_PROBLEM TO SOLVE_
Copy out each line of the data below in which the string "behind" appears.
____ RECORDS
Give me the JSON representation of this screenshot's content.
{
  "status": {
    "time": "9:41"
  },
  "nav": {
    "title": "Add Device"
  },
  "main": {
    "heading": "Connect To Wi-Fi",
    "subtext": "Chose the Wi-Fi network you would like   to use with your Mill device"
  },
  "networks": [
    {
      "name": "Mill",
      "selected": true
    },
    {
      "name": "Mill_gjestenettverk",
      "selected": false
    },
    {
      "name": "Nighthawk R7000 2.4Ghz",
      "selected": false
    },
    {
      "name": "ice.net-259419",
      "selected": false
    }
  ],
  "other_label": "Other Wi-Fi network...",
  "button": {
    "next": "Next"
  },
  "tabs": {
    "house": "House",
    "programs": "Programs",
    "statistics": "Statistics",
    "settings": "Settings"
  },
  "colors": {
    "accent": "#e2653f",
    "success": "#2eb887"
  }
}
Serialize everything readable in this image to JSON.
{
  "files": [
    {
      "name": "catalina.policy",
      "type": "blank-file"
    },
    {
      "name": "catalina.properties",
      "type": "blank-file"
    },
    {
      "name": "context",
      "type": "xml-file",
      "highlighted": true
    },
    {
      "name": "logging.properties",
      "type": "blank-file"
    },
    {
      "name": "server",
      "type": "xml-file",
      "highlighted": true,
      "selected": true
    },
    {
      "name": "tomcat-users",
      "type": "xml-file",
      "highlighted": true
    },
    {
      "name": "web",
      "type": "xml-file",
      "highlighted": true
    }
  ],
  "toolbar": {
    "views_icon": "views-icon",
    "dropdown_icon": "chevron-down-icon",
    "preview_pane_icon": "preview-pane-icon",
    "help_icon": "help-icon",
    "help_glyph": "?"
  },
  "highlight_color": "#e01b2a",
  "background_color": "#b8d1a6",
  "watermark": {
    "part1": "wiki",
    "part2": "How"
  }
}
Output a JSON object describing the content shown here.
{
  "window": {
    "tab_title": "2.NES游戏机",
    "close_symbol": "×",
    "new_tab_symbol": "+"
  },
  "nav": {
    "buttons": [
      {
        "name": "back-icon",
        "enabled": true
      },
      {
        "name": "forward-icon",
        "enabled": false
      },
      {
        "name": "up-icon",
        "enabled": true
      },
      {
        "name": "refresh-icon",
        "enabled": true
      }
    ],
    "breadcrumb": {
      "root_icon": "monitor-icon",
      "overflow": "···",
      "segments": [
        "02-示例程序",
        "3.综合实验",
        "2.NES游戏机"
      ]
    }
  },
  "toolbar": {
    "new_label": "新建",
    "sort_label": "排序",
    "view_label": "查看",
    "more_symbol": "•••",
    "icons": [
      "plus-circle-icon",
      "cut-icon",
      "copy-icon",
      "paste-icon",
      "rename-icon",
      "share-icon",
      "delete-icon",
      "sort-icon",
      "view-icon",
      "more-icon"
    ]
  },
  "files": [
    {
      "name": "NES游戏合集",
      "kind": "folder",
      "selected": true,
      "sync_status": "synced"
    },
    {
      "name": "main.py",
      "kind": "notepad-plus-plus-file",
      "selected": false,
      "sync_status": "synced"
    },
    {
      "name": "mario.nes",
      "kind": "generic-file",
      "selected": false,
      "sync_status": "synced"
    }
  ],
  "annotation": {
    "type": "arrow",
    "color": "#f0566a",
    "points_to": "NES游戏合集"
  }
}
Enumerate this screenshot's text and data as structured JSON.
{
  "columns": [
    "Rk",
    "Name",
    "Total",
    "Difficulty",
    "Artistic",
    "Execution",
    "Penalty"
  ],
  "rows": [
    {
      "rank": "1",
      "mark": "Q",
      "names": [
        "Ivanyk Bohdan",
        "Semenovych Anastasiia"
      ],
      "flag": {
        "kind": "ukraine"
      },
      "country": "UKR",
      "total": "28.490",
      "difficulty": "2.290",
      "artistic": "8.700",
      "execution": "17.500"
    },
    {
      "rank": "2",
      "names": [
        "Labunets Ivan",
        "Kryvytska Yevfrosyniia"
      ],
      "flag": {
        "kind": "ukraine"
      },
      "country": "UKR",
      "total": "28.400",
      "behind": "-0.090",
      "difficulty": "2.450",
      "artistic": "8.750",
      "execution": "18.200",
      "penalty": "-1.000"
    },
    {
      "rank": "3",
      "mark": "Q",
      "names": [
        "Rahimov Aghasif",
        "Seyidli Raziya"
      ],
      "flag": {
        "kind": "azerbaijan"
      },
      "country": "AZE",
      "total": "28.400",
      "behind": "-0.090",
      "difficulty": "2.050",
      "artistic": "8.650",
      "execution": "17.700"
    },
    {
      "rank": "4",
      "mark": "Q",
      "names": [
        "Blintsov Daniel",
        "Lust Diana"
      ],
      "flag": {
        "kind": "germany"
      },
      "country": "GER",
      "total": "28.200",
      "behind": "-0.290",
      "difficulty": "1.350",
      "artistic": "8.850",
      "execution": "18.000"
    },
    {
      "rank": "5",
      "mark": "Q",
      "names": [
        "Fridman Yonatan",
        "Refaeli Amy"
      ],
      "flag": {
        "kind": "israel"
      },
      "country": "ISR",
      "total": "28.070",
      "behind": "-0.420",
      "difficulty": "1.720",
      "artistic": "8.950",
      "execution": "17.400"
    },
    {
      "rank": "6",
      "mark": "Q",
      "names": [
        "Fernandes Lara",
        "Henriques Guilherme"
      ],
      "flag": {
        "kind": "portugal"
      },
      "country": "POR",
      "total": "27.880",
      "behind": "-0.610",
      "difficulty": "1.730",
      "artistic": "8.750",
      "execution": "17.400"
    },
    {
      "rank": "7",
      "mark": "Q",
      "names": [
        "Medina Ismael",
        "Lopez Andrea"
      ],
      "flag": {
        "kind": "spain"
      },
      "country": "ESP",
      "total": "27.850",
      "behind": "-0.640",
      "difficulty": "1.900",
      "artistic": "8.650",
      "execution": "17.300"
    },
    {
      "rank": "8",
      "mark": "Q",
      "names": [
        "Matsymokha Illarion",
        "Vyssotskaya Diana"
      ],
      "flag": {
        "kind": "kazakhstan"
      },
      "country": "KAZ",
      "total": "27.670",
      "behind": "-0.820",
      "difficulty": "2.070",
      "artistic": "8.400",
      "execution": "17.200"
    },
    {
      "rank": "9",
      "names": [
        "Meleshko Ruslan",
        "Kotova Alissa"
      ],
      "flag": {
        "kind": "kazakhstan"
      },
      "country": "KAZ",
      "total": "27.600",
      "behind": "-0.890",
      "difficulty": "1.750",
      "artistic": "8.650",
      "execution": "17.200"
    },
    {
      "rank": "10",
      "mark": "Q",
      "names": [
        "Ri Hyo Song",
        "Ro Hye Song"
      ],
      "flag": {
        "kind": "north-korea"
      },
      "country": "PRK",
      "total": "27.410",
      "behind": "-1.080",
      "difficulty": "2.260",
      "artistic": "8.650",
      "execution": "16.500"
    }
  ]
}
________
_RESULT FOR THIS EXERCISE_
      "behind": "-0.090",
      "behind": "-0.090",
      "behind": "-0.290",
      "behind": "-0.420",
      "behind": "-0.610",
      "behind": "-0.640",
      "behind": "-0.820",
      "behind": "-0.890",
      "behind": "-1.080",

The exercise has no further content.